1. Location services
Many of you will have seen the Rockwell Collins Airshow. That basic map that shows a little cartoon of where your plane is tells you nothing more than where you are and when you are going to get where you’re going. This by itself is enough to make the moving map the most-viewed channel on the great majority of IFE systems.
Why? It’s because the map is the only content that is relevant to one hundred percent of the people on the plane. And it’s constantly changing, encouraging repeat visits.
No matter what changes happen in IFE or the passenger experience, traveling is about moving from one place to another, so the map will always be relevant.
2. In-flight shopping
Think SkyMall and Duty Free. What makes these shopping experiences appealing? And more to the point, what would make them worth considering when you also have Amazon at your fingertips? It’s not price or selection, it’s context: they are available only while you’re in flight.
Not only that, but the delivery of the product is instant (in the case of Duty Free) or very soon (in some SkyMall scenarios).
Combine that with the Internet and the daily deals model pioneered by Groupon and you have powerful in-flight content. And it’s already flying: at the end of last year, Southwest started offering a travel guide in a couple of their destinations (Chicago and Denver) that also includes in-flight-only deals for those cities.

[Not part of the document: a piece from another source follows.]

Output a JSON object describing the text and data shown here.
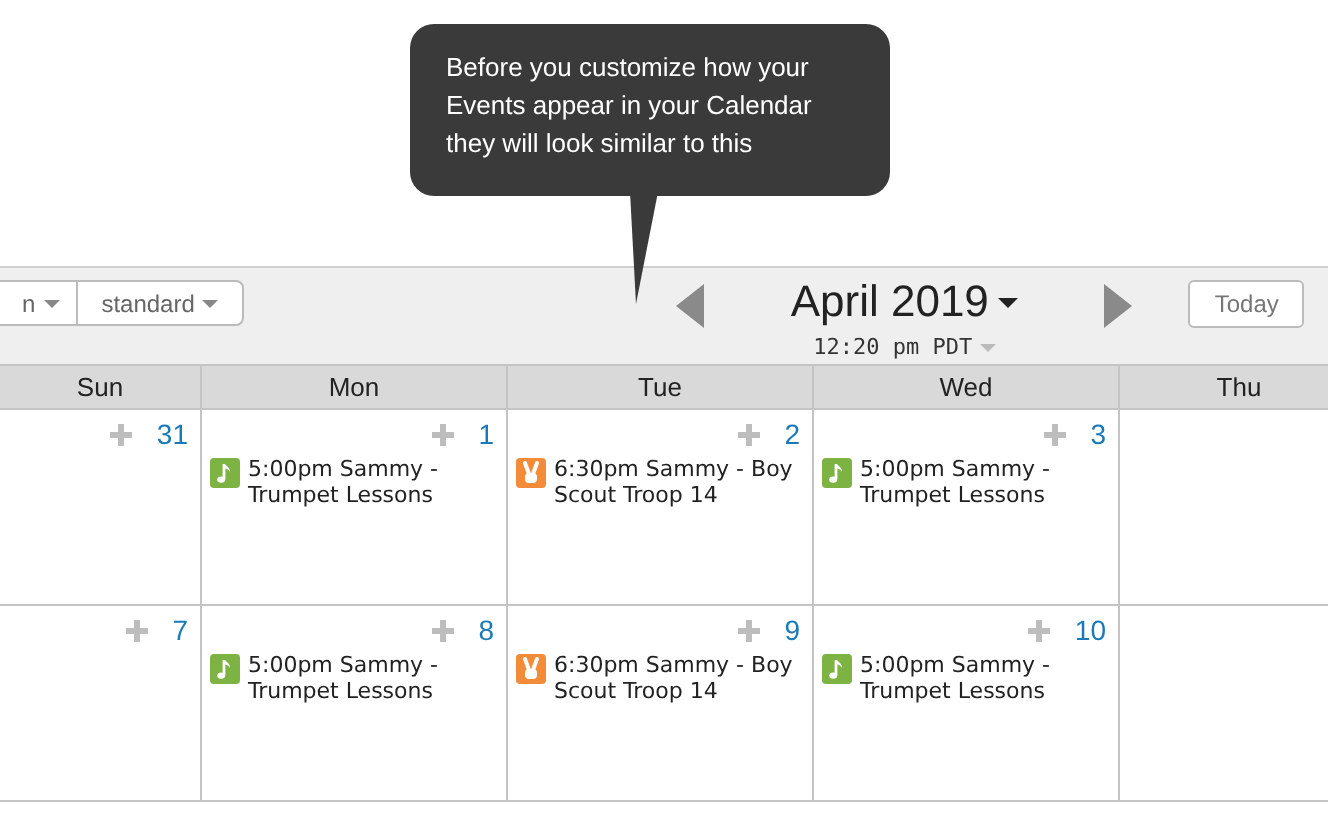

3. On-board social networking
Everyone on board a plane has in common that they are, well, on board a plane coming from the same place and going to the same place at the same time. As people become more and more used to chatting with strangers based on shared circumstances and goals – we now do it all the time on Twitter, for example – bringing this social impulse to the cabin will be a successful way of engaging passengers.
Oh, and look–that’s happening already too! Planely, a Danish company, has devised a platform for on-board social networking. And KLM and others have been experimenting with “Social Seating” features that let passengers choose (or, let’s face it, avoid) seatmates based on social profiles.

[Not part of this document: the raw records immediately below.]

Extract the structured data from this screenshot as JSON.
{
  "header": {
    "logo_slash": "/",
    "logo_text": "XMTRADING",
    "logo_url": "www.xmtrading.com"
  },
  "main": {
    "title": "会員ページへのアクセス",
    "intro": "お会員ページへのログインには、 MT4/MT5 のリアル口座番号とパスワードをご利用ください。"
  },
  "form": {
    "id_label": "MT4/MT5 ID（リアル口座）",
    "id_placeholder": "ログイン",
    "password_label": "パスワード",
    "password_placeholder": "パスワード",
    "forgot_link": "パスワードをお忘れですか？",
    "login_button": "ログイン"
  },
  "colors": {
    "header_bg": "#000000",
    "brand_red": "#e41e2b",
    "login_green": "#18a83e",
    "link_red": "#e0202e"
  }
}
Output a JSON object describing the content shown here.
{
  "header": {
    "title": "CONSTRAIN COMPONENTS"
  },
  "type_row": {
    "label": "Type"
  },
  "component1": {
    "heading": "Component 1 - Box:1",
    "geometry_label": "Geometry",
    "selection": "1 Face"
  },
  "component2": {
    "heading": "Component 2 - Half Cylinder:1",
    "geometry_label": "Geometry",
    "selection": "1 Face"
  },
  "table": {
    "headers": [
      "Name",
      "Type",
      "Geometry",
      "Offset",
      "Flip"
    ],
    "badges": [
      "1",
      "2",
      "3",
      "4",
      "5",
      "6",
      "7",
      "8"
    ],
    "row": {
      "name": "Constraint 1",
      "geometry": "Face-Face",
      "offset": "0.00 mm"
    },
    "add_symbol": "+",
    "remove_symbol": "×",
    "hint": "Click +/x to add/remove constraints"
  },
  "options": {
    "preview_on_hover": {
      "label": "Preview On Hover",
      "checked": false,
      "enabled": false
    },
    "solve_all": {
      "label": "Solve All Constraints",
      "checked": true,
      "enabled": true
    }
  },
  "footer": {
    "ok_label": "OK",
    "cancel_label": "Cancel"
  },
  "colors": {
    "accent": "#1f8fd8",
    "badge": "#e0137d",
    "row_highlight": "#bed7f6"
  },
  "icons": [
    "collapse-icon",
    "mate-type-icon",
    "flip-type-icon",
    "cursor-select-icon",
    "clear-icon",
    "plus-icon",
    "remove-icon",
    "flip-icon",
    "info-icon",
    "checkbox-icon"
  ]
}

Now things get interesting
Okay then, so in the future (on the magical greenhouse-like Airbus concept plane, perhaps), the content and engagement side of flying might just be worth your time. Got it.
But think about this: if passengers can assume they will have broadband on their own devices, why should those remaining in-flight services come from airlines at all?
Each and every consumer electronic device on a plane is pre-configured with the passenger’s existing digital relationships. It has Google cookies, Amazon downloads, Facebook apps, AOL subscription information, and so on.
Those are the companies that are the experts in engaging our minds; the airlines’ job is to move our bodies from one place to another–their role as content curators for passengers has only developed because of technological limitations. And those limitations are crumbling.
Any big consumer-centered digital company, with its hundreds of millions of users, always has a percentage of its users in the air at any moment.
If those users are not cut off from digital services, then it makes sense for big digital companies to offer special versions of their services for existing customers who happen to be flying. (There are a lot of reasons why it makes sense, but the biggest is because when people are in flight, they are at their most valuable as advertising targets.)
Location services, shopping, and social networking are all within the existing capabilities of the digital conglomerates. They do these things better than anyone.
Once they can reach airline passengers reliably, it would be pointless for airlines to try and compete for mindshare–as pointless as trying to fly from one continent to another on Twitter’s little blue wings.
NB: This is a guest article by Greg Dicum, co-founder and president of MondoWindow.
NB4: Here is some footage detailing the first in-flight movie referenced above:
Special Nodes is the byline under which Tnooz publishes articles by guest authors from around the industry.